We present this work in honor of the 20th anniversary of the poet’s death.

05-11 Turbina
Nika Turbina
Russian
1974 – 2002

Heavy are my verses—
Stones uphill.
I will carry them up to the crag,
The resting place.
I will fall face down in the weeds,
Tears will not do.
I will rend my strophe—
The verse will burst out crying.
Pain cuts into my palm—
Nettles!
The day’s bitter taste turns
All to words.

Ground Glass

We present this work in honor of the Russian holiday, Victory Day.

05-09 Odoyevtseva
Irina Odoyevtseva
Russian
1895 – 1990

 

A soldier came back home one day
acounting all he’d won:
“We’re sure to eat our fill tonight —
us and the little ones!

“There’s seven grand! A real day’s haul!
I’ve had some luck I’d say!
Into the daily salt I mixed
some fine ground glass today.”

“Dear God! Dear God!” his wife cried out
“You killer! Akh! You beast!
That’s worse than robbery, you know,
they’ll die by morn at least!”

“We’re born to die!” the soldier said,
“I do not wish them ill!
Go light a candle at the church
this evening, if you will.”

He ate, then went to “Paradise” —
his pub’s name formerly.
He talked of communism awhile
and drank Soviet tea.

Back at home he soon slept fast,
around him all was still.
Till midnight when a raven cried
beneath the windowsill.

“Oh, woe to us!” his wife sighed deep:
“There’s trouble on the way!
A raven never caws at night
for nothing, so they say!”

But soon the second rooster crowed,
the soldier, foul of mood,
refused to go to “Paradise”:
to clients he was rude.
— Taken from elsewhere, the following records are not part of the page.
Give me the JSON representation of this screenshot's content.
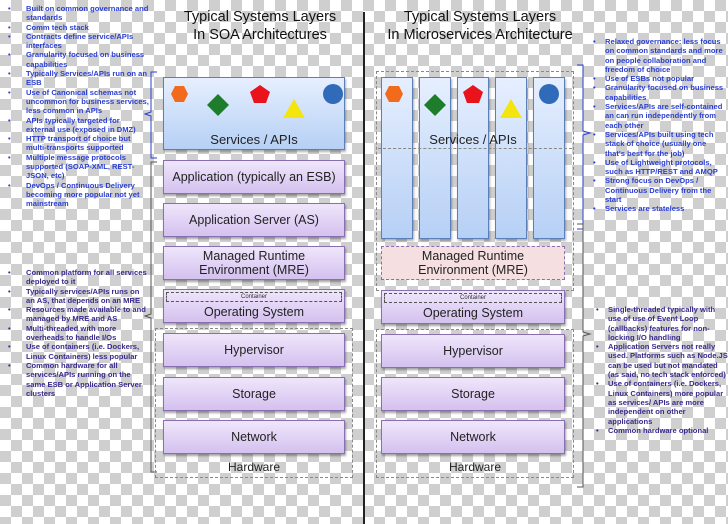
{
  "soa": {
    "title_line1": "Typical Systems Layers",
    "title_line2": "In SOA Architectures",
    "services_label": "Services / APIs",
    "layers": {
      "application": "Application (typically an ESB)",
      "app_server": "Application Server (AS)",
      "mre_line1": "Managed Runtime",
      "mre_line2": "Environment (MRE)",
      "container": "Container",
      "os": "Operating System",
      "hypervisor": "Hypervisor",
      "storage": "Storage",
      "network": "Network",
      "hardware": "Hardware"
    },
    "notes_top": [
      "Built on common governance and standards",
      "Comm tech stack",
      "Contracts define service/APIs interfaces",
      "Granularity focused on business capabilities",
      "Typically Services/APIs run on an ESB",
      "Use of Canonical schemas not uncommon for business services, less common in APIs",
      "APIs typically targeted for external use (exposed in DMZ)",
      "HTTP transport of choice but multi-transports supported",
      "Multiple message protocols supported (SOAP-XML, REST-JSON, etc)",
      "DevOps / Continuous Delivery becoming more popular not yet mainstream"
    ],
    "notes_bottom": [
      "Common platform for all services deployed to it",
      "Typically services/APIs runs on an AS, that depends on an MRE",
      "Resources made available to and managed by MRE and AS",
      "Multi-threaded with more overheads to handle I/Os",
      "Use of containers (i.e. Dockers, Linux Containers) less popular",
      "Common hardware for all services/APIs running on the same ESB or Application Server clusters"
    ]
  },
  "microservices": {
    "title_line1": "Typical Systems Layers",
    "title_line2": "In Microservices Architecture",
    "services_label": "Services / APIs",
    "layers": {
      "mre_line1": "Managed Runtime",
      "mre_line2": "Environment (MRE)",
      "container": "Container",
      "os": "Operating System",
      "hypervisor": "Hypervisor",
      "storage": "Storage",
      "network": "Network",
      "hardware": "Hardware"
    },
    "notes_top": [
      "Relaxed governance: less focus on common standards and more on people collaboration and freedom of choice",
      "Use of ESBs not popular",
      "Granularity focused on business capabilities",
      "Services/APIs are self-contained an can run independently from each other",
      "Services/APIs built using tech stack of choice (usually one that's best for the job)",
      "Use of Lightweight protocols, such as HTTP/REST and AMQP",
      "Strong focus on DevOps / Continuous Delivery from the start",
      "Services are stateless"
    ],
    "notes_bottom": [
      "Single-threaded typically with use of use of Event Loop (callbacks) features for non-locking I/O handling",
      "Application Servers not really used. Platforms such as Node.JS can be used but not mandated (as said, no tech stack enforced)",
      "Use of containers (i.e. Dockers, Linux Containers) more popular as services/ APIs are more independent on other applications",
      "Common hardware optional"
    ]
  },
  "shapes": [
    {
      "name": "hexagon",
      "color": "#f26a1b"
    },
    {
      "name": "diamond",
      "color": "#1e7d2a"
    },
    {
      "name": "pentagon",
      "color": "#e8131b"
    },
    {
      "name": "triangle",
      "color": "#f5e50f"
    },
    {
      "name": "circle",
      "color": "#2f6bb8"
    }
  ],
  "colors": {
    "note_blue": "#2b3fd1",
    "note_purple": "#3b2a8c",
    "layer_border": "#8a6fb0",
    "services_fill": "#b6d0f5",
    "mre_microservices_fill": "#f6dfe0"
  }
}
‘Twas midnight at the soldier’s home,
and all was dark once more,
the knock of wings from carrion crows
was heard outside his door.

They jumped and squawked upon the roof,
his kiddies soon awoke,
his wife sighed heavily all night
while he slept like an oak.

At dawn he rose, before them all,
his mood was foul once more.
His wife forgiveness for him begged,
her brow against the floor.

“Why don’t you visit your hometown
a day or two!” said he.
“I’m sick to hell of that damned glass —
’twill be the death of me!”

He soon wound up his gramophone
and sat down very near.
Alas! He heard a funeral knell
that made him shake with fear.

A ragged team of seven mares
draw seven coffins past.
A teary choir of women sing:
“Repose with God at last!”

“Who are you mourning, Konstantin?”
“My Masha dear!” he cried.
“I went to a party Thursday night,
by Friday morn she’d died!”

“Our Foma died, and so did Klim,
and Kolya’s son-in-law.
A stranger illness in my life
I swear I never saw!”

A waning moon was on the rise,
the soldier went to bed.
A double bed, all cold and firm,
a coffin for the dead!

At once appeared a corvine priest
(or did he dream it all?).
Behind him seven ravens held
aloft a lone, glass pall.

They entered, stood along the wall,
the darkness weighed a ton.
“Begone, you demons! 1 won’t sell
ground glass to anyone!”

Too late! The moan died on his lips,
till seven croaked the priest.
Into the bier on raven wings
was rendered the deceased.

Away they took him to the place
where seven asp trees grow,
fed by the long-dead waters from
a quagmire far below.

 

Translation by Bradley Jordan

Mother

We present this work in honor of Mother’s Day.

05-08 Ridge
Lola Ridge
Irish
1873 – 1941

Your love was like moonlight
turning harsh things to beauty,
so that little wry souls
reflecting each other obliquely
as in cracked mirrors…
beheld in your luminous spirit
their own reflection,
transfigured as in a shining stream,
and loved you for what they are not.

You are less an image in my mind
than a luster
I see you in gleams
pale as star-light on a gray wall…
evanescent as the reflection of a white swan
shimmering in broken water.

To Be a Jew in the Twentieth Century

We present this work in honor of Yom Ha’atzmaut.

05-06 Rukeyser
Muriel Rukeyser
American
1913 – 1980

To be a Jew in the twentieth century
Is to be offered a gift. If you refuse,
Wishing to be invisible, you choose
Death of the spirit, the stone insanity

Accepting, take full life. Full agonies:
Your evening deep in labyrinthine blood
Of those who resist, fail, and resist; and God
Reduced to a hostage among hostages.

The gift is torment. Not alone the still
Torture, isolation; or torture of the flesh.
That may come also. But the accepting wish,
The whole and fertile spirit as guarantee
For every human freedom, suffering to be free,
Daring to live for the impossible.